> [Your objective] Only one number is expected here, namely how many lines of the entries below hold the string "местност".

> [Input material]
*** Begin section ***
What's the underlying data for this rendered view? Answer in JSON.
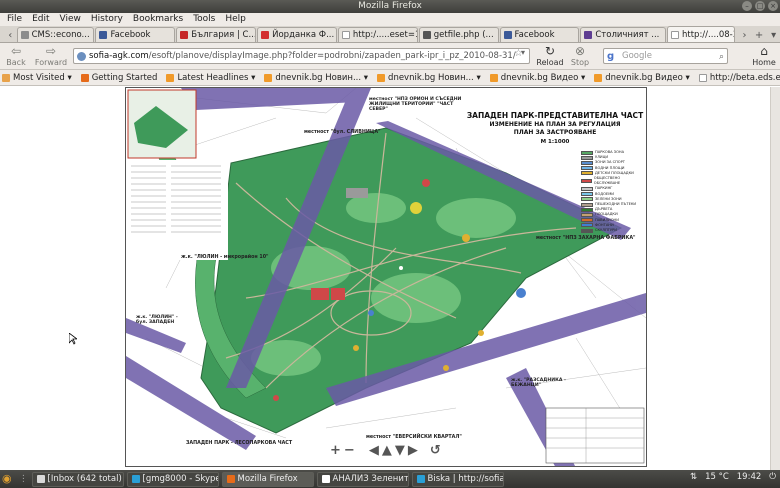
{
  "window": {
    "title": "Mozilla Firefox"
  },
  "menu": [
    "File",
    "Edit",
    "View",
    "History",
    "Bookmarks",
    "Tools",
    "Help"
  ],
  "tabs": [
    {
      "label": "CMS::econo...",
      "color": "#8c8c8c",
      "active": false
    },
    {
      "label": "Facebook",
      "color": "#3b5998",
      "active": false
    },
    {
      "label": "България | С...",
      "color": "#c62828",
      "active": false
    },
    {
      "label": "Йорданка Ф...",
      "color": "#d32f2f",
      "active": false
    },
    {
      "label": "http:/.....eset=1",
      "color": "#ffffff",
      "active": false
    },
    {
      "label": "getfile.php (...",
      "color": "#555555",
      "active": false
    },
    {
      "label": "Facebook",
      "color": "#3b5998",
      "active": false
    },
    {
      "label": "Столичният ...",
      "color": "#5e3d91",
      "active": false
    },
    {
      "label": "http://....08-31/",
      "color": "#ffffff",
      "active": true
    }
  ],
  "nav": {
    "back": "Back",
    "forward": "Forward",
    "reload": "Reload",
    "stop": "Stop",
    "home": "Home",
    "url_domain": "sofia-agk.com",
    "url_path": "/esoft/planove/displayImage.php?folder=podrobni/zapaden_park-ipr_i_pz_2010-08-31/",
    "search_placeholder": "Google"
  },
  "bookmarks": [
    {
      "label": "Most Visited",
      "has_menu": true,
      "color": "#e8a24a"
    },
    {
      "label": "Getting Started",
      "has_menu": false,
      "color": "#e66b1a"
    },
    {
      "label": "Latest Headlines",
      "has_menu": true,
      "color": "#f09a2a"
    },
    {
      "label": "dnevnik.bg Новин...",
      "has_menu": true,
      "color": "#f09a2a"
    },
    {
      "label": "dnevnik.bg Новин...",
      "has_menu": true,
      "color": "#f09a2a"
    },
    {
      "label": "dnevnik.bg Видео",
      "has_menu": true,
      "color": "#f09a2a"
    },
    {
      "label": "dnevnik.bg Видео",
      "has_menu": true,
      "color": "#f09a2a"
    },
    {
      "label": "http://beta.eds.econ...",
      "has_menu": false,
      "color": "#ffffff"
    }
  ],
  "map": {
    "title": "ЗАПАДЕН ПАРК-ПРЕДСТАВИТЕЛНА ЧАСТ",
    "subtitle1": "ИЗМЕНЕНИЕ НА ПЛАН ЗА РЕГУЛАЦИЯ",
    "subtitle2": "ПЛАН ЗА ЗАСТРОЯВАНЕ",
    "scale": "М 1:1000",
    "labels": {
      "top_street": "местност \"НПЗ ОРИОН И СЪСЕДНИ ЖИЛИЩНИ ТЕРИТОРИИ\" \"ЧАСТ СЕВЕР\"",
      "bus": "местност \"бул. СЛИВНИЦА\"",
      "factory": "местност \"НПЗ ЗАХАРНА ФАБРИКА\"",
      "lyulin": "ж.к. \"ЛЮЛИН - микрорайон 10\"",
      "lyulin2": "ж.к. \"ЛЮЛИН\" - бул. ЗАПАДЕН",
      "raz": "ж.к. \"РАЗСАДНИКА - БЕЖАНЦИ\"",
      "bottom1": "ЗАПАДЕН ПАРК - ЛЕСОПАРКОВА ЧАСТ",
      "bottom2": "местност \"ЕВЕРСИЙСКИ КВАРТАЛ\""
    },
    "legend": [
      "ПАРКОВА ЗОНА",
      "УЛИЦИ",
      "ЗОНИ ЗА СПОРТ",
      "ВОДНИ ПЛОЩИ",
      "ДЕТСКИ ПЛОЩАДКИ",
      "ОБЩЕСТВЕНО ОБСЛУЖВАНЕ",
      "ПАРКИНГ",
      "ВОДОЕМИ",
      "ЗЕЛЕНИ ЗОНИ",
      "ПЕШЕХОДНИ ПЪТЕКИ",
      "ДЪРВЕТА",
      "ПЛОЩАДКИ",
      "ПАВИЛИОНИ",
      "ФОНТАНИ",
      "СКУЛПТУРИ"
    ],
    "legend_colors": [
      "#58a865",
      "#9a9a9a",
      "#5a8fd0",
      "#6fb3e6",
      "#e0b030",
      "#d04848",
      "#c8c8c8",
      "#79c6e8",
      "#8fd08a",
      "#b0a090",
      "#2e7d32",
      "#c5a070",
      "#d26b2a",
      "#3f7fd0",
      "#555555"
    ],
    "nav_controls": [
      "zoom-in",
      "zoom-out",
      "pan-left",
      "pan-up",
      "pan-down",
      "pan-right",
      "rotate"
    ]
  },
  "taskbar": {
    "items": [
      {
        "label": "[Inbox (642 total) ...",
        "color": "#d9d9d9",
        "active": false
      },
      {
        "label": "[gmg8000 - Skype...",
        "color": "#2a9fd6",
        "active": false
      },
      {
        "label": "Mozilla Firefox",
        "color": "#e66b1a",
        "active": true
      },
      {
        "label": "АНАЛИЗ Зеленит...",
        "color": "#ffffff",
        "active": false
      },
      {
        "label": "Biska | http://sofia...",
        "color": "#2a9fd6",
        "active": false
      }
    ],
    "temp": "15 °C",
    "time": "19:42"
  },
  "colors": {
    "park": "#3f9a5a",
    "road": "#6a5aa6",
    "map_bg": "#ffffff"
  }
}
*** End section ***
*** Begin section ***
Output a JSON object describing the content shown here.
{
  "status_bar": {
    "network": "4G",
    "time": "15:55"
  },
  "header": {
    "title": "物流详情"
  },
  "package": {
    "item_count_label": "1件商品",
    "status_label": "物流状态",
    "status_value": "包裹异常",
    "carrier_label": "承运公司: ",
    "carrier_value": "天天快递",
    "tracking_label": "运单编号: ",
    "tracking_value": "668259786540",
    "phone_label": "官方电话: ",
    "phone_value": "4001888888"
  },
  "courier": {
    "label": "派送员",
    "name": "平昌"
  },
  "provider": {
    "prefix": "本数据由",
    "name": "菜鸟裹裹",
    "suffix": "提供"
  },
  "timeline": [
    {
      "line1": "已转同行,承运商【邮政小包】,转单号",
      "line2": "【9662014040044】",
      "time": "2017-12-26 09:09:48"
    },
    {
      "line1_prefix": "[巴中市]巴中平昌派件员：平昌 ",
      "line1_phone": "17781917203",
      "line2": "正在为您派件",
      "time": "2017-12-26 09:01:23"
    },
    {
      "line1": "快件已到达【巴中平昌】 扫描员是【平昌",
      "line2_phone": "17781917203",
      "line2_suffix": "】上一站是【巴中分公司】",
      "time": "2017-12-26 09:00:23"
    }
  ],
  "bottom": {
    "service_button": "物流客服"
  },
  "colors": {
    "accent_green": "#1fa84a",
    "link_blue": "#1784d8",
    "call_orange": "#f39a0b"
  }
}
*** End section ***
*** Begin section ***
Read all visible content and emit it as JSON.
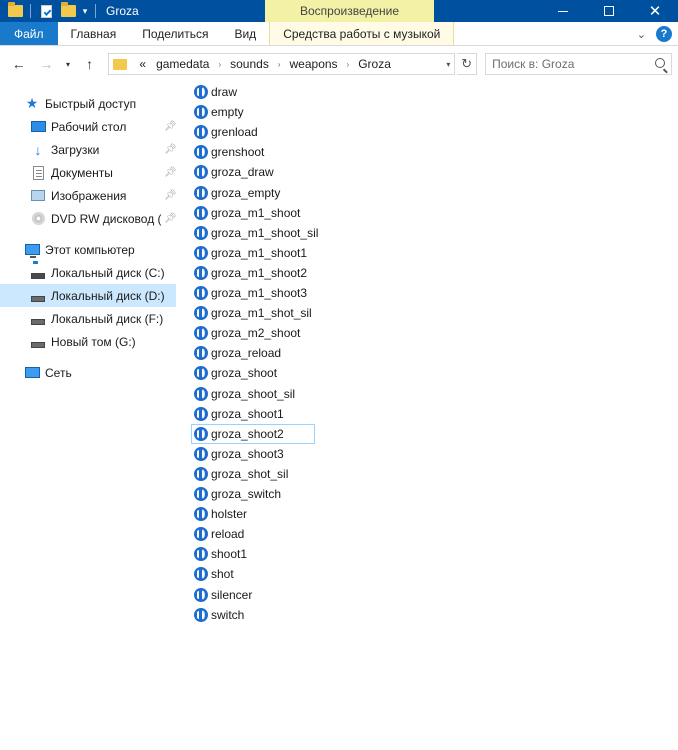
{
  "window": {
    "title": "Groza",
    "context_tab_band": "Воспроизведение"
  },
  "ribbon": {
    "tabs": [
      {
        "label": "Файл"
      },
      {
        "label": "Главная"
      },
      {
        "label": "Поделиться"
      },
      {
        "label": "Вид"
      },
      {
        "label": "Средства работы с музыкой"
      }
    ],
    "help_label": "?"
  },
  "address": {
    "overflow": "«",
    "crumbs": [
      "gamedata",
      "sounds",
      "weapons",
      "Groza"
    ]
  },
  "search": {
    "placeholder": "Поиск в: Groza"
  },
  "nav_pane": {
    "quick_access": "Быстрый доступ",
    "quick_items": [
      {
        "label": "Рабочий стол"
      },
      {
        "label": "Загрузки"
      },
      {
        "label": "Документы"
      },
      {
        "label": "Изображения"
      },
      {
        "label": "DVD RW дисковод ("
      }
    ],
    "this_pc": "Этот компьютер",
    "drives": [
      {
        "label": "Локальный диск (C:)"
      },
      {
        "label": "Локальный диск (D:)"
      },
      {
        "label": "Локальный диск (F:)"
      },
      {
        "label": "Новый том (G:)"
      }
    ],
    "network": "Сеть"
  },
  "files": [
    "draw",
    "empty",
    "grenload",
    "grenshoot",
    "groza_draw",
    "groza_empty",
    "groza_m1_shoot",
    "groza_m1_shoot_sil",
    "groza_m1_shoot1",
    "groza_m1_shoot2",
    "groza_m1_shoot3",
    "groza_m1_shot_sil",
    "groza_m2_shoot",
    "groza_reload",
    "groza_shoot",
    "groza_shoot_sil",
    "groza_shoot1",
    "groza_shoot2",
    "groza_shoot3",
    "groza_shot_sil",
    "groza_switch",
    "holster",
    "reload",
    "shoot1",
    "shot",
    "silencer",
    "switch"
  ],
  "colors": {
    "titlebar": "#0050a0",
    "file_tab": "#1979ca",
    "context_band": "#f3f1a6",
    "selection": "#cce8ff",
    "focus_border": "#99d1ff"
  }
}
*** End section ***
> [Exercise response] 4